Directions:
Check each line of the entries below for the word "range", and copy the lines that have it.

Source records:
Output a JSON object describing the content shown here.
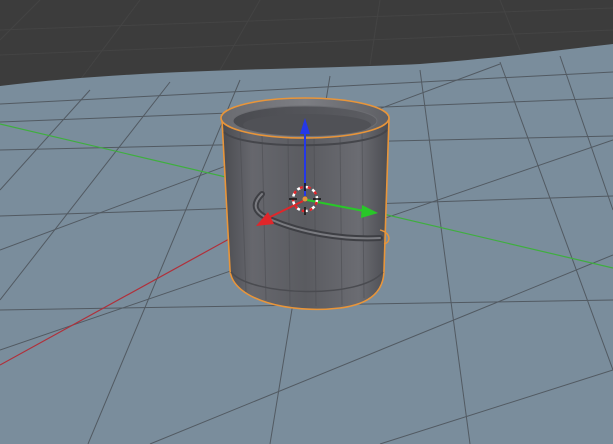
{
  "viewport": {
    "mode": "3d-view",
    "background_color": "#3c3c3c",
    "floor_color": "#7a8d9c",
    "grid_line_color": "#525a62",
    "x_axis_color": "#b0303a",
    "y_axis_color": "#3fae3f"
  },
  "object": {
    "icon": "paint-bucket-mesh",
    "selected": true,
    "outline_color": "#e8953a",
    "body_color": "#5c5d62"
  },
  "manipulator": {
    "icon": "transform-gizmo",
    "x_arrow_color": "#e0262a",
    "y_arrow_color": "#28c828",
    "z_arrow_color": "#2438e8"
  },
  "cursor_3d": {
    "icon": "3d-cursor-icon"
  }
}
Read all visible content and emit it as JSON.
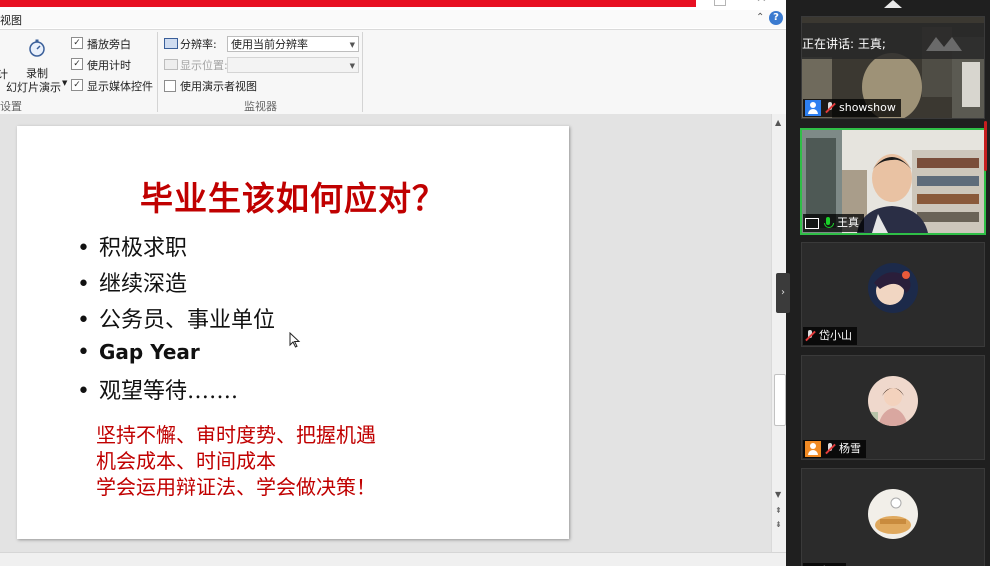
{
  "ribbon": {
    "menu_view": "视图",
    "record_label": "录制",
    "record_sub": "幻灯片演示",
    "cut_label": "计",
    "checkboxes": [
      {
        "label": "播放旁白",
        "checked": true
      },
      {
        "label": "使用计时",
        "checked": true
      },
      {
        "label": "显示媒体控件",
        "checked": true
      }
    ],
    "group_setup": "设置",
    "resolution_label": "分辨率:",
    "resolution_value": "使用当前分辨率",
    "display_label": "显示位置:",
    "display_value": "",
    "presenter_view_label": "使用演示者视图",
    "presenter_view_checked": false,
    "group_monitor": "监视器",
    "check_glyph": "✓"
  },
  "slide": {
    "title": "毕业生该如何应对？",
    "bullets": [
      "积极求职",
      "继续深造",
      "公务员、事业单位",
      "Gap Year",
      "观望等待……."
    ],
    "red_lines": [
      "坚持不懈、审时度势、把握机遇",
      "机会成本、时间成本",
      "学会运用辩证法、学会做决策！"
    ]
  },
  "meeting": {
    "speaking_text": "正在讲话: 王真;",
    "participants": [
      {
        "name": "showshow",
        "muted": true,
        "video": true
      },
      {
        "name": "王真",
        "muted": false,
        "video": true,
        "sharing": true
      },
      {
        "name": "岱小山",
        "muted": true,
        "video": false
      },
      {
        "name": "杨雪",
        "muted": true,
        "video": false
      },
      {
        "name": "穷人",
        "muted": true,
        "video": false
      }
    ]
  },
  "colors": {
    "slide_red": "#c00000",
    "active_border": "#2fbf47",
    "accent_blue": "#2d7ff0"
  }
}
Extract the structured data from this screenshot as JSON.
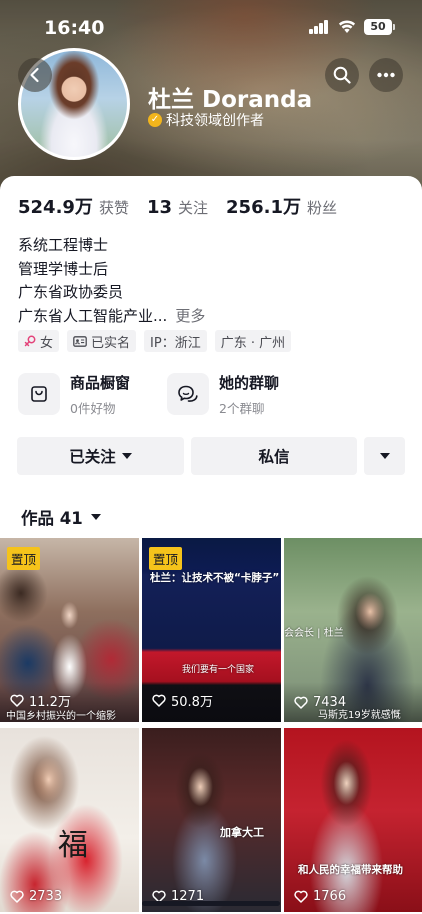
{
  "status_bar": {
    "time": "16:40",
    "battery": "50"
  },
  "profile": {
    "name": "杜兰 Doranda",
    "verification": "科技领域创作者"
  },
  "stats": [
    {
      "value": "524.9万",
      "label": "获赞"
    },
    {
      "value": "13",
      "label": "关注"
    },
    {
      "value": "256.1万",
      "label": "粉丝"
    }
  ],
  "bio": {
    "lines": [
      "系统工程博士",
      "管理学博士后",
      "广东省政协委员",
      "广东省人工智能产业..."
    ],
    "more": "更多"
  },
  "tags": [
    {
      "icon": "female-icon",
      "label": "女"
    },
    {
      "icon": "id-card-icon",
      "label": "已实名"
    },
    {
      "icon": "",
      "label": "IP：浙江"
    },
    {
      "icon": "",
      "label": "广东 · 广州"
    }
  ],
  "features": {
    "shop": {
      "title": "商品橱窗",
      "subtitle": "0件好物"
    },
    "groups": {
      "title": "她的群聊",
      "subtitle": "2个群聊"
    }
  },
  "actions": {
    "follow": "已关注",
    "message": "私信"
  },
  "works": {
    "tab_label": "作品 41",
    "pinned_label": "置顶",
    "items": [
      {
        "pinned": true,
        "likes": "11.2万",
        "caption": "中国乡村振兴的一个缩影"
      },
      {
        "pinned": true,
        "likes": "50.8万",
        "caption": "杜兰：让技术不被“卡脖子”",
        "subcaption": "我们要有一个国家"
      },
      {
        "pinned": false,
        "likes": "7434",
        "caption": "马斯克19岁就感慨",
        "overlay": "会会长 | 杜兰"
      },
      {
        "pinned": false,
        "likes": "2733",
        "caption": ""
      },
      {
        "pinned": false,
        "likes": "1271",
        "caption": "",
        "overlay": "加拿大工"
      },
      {
        "pinned": false,
        "likes": "1766",
        "caption": "和人民的幸福带来帮助"
      }
    ]
  },
  "colors": {
    "pin": "#f5c31b",
    "verify": "#f2b51c",
    "text": "#161823",
    "muted": "#6d6e75"
  }
}
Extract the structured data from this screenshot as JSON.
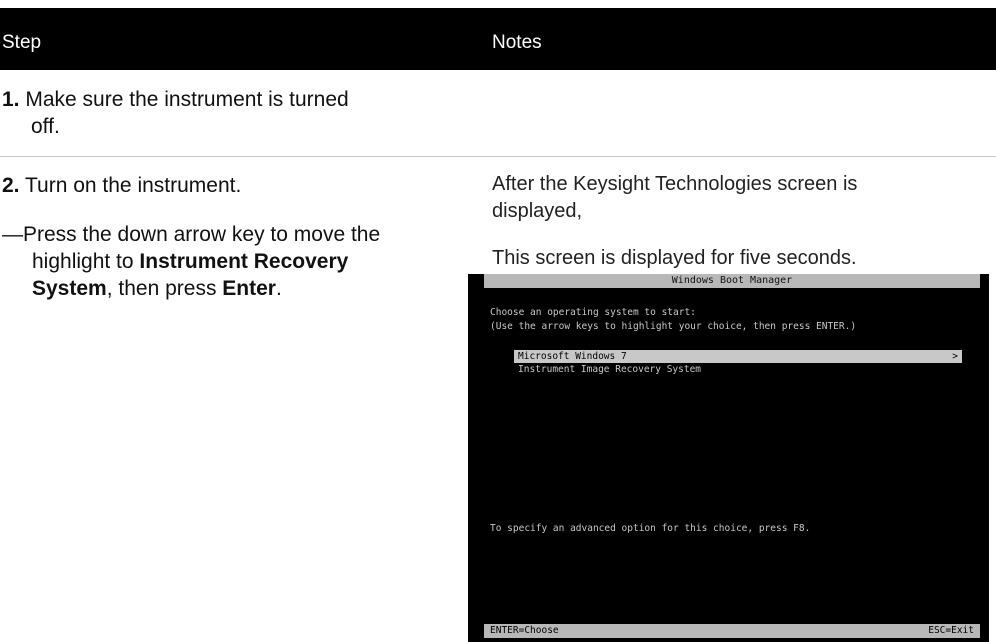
{
  "table": {
    "headers": {
      "step": "Step",
      "notes": "Notes"
    },
    "rows": [
      {
        "step_num": "1.",
        "step_text": "Make sure the instrument is turned",
        "step_text2": "off."
      },
      {
        "step_num": "2.",
        "step_text": "Turn on the instrument.",
        "sub_prefix": "—Press the down arrow key to move the",
        "sub_line2_pre": "highlight to ",
        "sub_bold1": "Instrument Recovery",
        "sub_bold2": "System",
        "sub_mid": ", then press ",
        "sub_bold3": "Enter",
        "sub_end": ".",
        "note1": "After the Keysight Technologies screen is",
        "note1b": "displayed,",
        "note2": "This screen is displayed for five seconds."
      }
    ]
  },
  "boot_manager": {
    "title": "Windows Boot Manager",
    "prompt1": "Choose an operating system to start:",
    "prompt2": "(Use the arrow keys to highlight your choice, then press ENTER.)",
    "options": [
      "Microsoft Windows 7",
      "Instrument Image Recovery System"
    ],
    "selected_arrow": ">",
    "advanced": "To specify an advanced option for this choice, press F8.",
    "footer_left": "ENTER=Choose",
    "footer_right": "ESC=Exit"
  }
}
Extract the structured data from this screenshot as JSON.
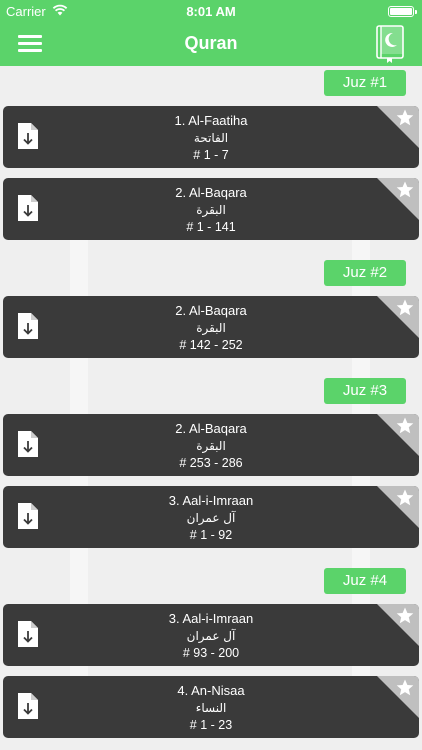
{
  "status_bar": {
    "carrier": "Carrier",
    "time": "8:01 AM"
  },
  "nav": {
    "title": "Quran",
    "menu_icon": "hamburger-icon",
    "right_icon": "quran-book-icon"
  },
  "colors": {
    "accent": "#5bd36a",
    "card": "#3a3a3a",
    "corner": "#bfbfbf"
  },
  "sections": [
    {
      "label": "Juz #1",
      "items": [
        {
          "title": "1. Al-Faatiha",
          "arabic": "الفاتحة",
          "range": "# 1 - 7"
        },
        {
          "title": "2. Al-Baqara",
          "arabic": "البقرة",
          "range": "# 1 - 141"
        }
      ]
    },
    {
      "label": "Juz #2",
      "items": [
        {
          "title": "2. Al-Baqara",
          "arabic": "البقرة",
          "range": "# 142 - 252"
        }
      ]
    },
    {
      "label": "Juz #3",
      "items": [
        {
          "title": "2. Al-Baqara",
          "arabic": "البقرة",
          "range": "# 253 - 286"
        },
        {
          "title": "3. Aal-i-Imraan",
          "arabic": "آل عمران",
          "range": "# 1 - 92"
        }
      ]
    },
    {
      "label": "Juz #4",
      "items": [
        {
          "title": "3. Aal-i-Imraan",
          "arabic": "آل عمران",
          "range": "# 93 - 200"
        },
        {
          "title": "4. An-Nisaa",
          "arabic": "النساء",
          "range": "# 1 - 23"
        }
      ]
    }
  ]
}
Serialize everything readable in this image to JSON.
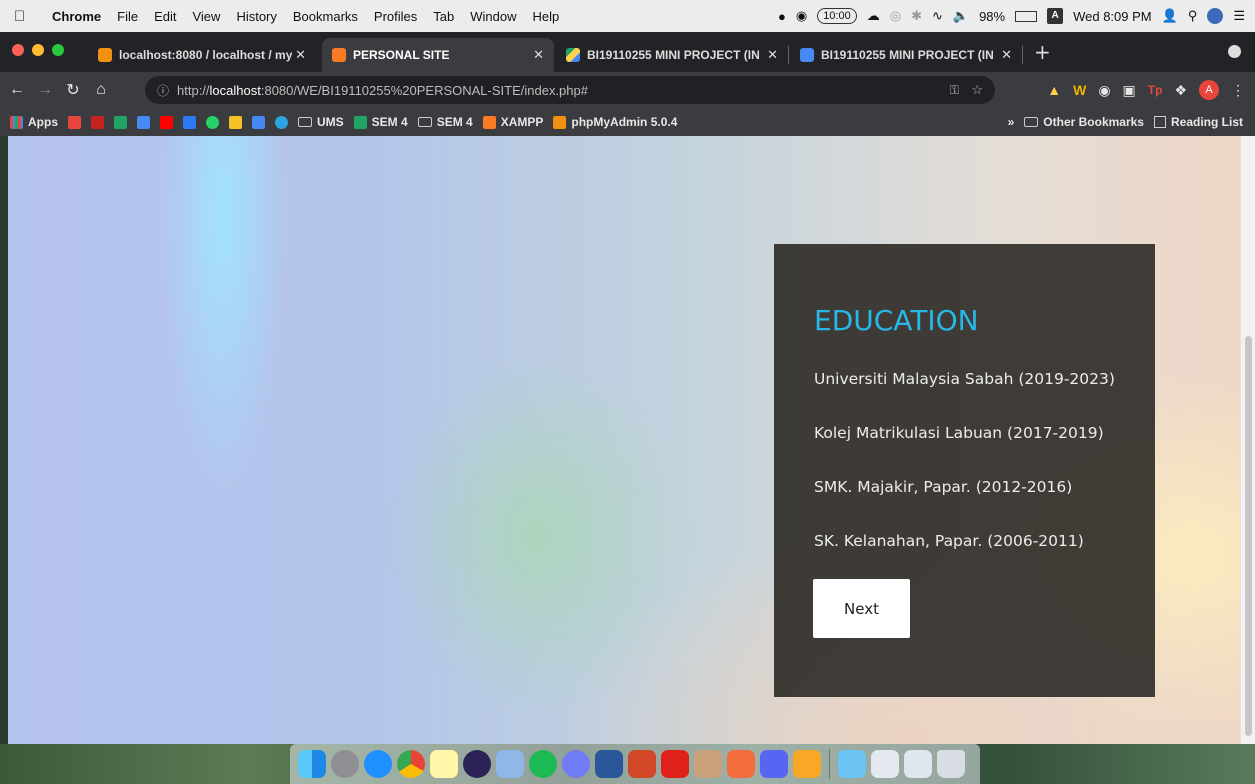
{
  "menubar": {
    "app": "Chrome",
    "items": [
      "File",
      "Edit",
      "View",
      "History",
      "Bookmarks",
      "Profiles",
      "Tab",
      "Window",
      "Help"
    ],
    "clock_pill": "10:00",
    "battery": "98%",
    "input_badge": "A",
    "datetime": "Wed 8:09 PM"
  },
  "tabs": [
    {
      "label": "localhost:8080 / localhost / my",
      "icon": "phpmyadmin-icon",
      "active": false
    },
    {
      "label": "PERSONAL SITE",
      "icon": "xampp-icon",
      "active": true
    },
    {
      "label": "BI19110255 MINI PROJECT (IN",
      "icon": "drive-icon",
      "active": false
    },
    {
      "label": "BI19110255 MINI PROJECT (IN",
      "icon": "docs-icon",
      "active": false
    }
  ],
  "address": {
    "prefix": "http://",
    "host": "localhost",
    "rest": ":8080/WE/BI19110255%20PERSONAL-SITE/index.php#"
  },
  "profile_initial": "A",
  "bookmarks": {
    "apps": "Apps",
    "ums": "UMS",
    "sem4_drive": "SEM 4",
    "sem4_folder": "SEM 4",
    "xampp": "XAMPP",
    "phpmyadmin": "phpMyAdmin 5.0.4",
    "overflow": "»",
    "other": "Other Bookmarks",
    "reading": "Reading List"
  },
  "page": {
    "heading": "EDUCATION",
    "education": [
      "Universiti Malaysia Sabah (2019-2023)",
      "Kolej Matrikulasi Labuan (2017-2019)",
      "SMK. Majakir, Papar. (2012-2016)",
      "SK. Kelanahan, Papar. (2006-2011)"
    ],
    "next_label": "Next"
  },
  "colors": {
    "accent": "#27b7e9",
    "panel": "#34312d",
    "chrome_dark": "#222326",
    "chrome_toolbar": "#3b3c3f"
  }
}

Exercise answer:
          "range": "# 1 - 7"
          "range": "# 1 - 141"
          "range": "# 142 - 252"
          "range": "# 253 - 286"
          "range": "# 1 - 92"
          "range": "# 93 - 200"
          "range": "# 1 - 23"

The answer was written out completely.